◆ EXERCISE
Search the data below for "IFRS"; list each line that holds it.

Data items
- Opening Delimiter -

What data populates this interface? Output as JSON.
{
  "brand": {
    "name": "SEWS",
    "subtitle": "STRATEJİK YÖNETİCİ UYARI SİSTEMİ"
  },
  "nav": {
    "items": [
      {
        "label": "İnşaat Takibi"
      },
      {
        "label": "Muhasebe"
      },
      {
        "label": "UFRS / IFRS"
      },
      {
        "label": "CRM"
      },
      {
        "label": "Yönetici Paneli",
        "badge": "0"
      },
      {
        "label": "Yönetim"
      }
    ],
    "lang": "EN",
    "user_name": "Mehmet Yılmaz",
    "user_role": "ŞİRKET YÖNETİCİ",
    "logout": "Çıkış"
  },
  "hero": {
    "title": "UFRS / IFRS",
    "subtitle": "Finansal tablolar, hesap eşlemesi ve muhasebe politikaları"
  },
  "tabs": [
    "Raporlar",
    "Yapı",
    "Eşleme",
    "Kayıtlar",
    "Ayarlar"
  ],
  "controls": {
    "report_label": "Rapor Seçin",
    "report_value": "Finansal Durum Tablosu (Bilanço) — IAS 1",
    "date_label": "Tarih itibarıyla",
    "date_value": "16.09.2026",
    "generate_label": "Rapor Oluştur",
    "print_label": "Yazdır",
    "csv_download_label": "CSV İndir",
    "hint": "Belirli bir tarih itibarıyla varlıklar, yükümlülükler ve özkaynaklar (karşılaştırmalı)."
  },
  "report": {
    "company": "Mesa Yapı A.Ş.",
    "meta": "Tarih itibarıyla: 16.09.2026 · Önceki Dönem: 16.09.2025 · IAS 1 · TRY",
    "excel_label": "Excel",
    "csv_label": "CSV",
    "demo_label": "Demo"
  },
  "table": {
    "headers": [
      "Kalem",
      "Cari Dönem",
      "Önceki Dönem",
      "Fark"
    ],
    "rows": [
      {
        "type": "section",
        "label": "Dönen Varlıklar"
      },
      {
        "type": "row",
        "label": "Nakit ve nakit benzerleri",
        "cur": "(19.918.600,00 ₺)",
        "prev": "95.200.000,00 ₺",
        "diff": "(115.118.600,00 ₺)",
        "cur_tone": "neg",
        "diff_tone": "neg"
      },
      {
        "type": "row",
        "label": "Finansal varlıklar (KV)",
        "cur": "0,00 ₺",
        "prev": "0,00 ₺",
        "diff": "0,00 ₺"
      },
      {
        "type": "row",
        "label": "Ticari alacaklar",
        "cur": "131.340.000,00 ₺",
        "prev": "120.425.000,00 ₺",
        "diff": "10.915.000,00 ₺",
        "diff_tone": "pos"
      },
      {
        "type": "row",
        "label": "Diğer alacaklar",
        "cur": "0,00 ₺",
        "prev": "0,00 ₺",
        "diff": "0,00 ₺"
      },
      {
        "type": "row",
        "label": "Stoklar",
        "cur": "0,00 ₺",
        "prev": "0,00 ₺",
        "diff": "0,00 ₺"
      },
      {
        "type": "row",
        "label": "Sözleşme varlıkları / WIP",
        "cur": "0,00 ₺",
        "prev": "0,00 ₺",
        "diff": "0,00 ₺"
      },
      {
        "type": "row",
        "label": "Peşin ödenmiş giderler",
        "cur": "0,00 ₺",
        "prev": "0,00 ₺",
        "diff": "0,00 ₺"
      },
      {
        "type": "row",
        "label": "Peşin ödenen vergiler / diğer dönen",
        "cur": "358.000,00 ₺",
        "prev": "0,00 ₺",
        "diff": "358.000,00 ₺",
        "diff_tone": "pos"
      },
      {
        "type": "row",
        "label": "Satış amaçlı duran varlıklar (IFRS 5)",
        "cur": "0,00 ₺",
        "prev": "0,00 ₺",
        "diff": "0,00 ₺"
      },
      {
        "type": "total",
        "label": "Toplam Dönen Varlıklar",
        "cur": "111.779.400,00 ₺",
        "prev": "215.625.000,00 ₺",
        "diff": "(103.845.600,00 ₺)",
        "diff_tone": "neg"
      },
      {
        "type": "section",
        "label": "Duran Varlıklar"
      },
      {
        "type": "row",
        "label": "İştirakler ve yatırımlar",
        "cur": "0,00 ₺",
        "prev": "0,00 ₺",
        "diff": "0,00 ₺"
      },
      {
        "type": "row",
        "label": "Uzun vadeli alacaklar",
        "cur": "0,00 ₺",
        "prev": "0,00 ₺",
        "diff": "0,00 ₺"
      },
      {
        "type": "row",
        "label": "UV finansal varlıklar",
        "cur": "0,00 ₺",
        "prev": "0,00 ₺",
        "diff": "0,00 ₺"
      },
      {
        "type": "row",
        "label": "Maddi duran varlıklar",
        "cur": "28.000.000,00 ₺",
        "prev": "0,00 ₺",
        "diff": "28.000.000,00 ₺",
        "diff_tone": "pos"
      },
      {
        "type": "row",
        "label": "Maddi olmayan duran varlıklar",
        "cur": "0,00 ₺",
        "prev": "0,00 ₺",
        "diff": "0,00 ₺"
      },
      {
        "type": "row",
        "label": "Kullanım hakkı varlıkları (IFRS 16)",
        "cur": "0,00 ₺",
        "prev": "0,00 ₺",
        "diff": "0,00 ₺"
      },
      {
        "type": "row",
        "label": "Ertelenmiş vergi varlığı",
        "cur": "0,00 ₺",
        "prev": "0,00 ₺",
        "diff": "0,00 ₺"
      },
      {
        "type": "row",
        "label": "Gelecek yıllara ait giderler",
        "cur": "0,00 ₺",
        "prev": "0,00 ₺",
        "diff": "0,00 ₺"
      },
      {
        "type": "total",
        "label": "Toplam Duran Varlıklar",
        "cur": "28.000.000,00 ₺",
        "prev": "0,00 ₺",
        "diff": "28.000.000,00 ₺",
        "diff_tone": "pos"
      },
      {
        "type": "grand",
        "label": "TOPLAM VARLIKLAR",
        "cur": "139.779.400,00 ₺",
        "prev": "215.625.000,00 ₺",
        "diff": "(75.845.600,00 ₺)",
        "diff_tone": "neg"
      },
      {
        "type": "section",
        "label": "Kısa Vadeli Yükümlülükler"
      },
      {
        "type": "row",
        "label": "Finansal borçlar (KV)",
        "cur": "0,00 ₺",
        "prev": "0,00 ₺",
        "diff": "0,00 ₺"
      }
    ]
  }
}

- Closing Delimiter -

◆ EXERCISE SOLUTION
        "label": "UFRS / IFRS"
    "title": "UFRS / IFRS",
        "label": "Satış amaçlı duran varlıklar (IFRS 5)",
        "label": "Kullanım hakkı varlıkları (IFRS 16)",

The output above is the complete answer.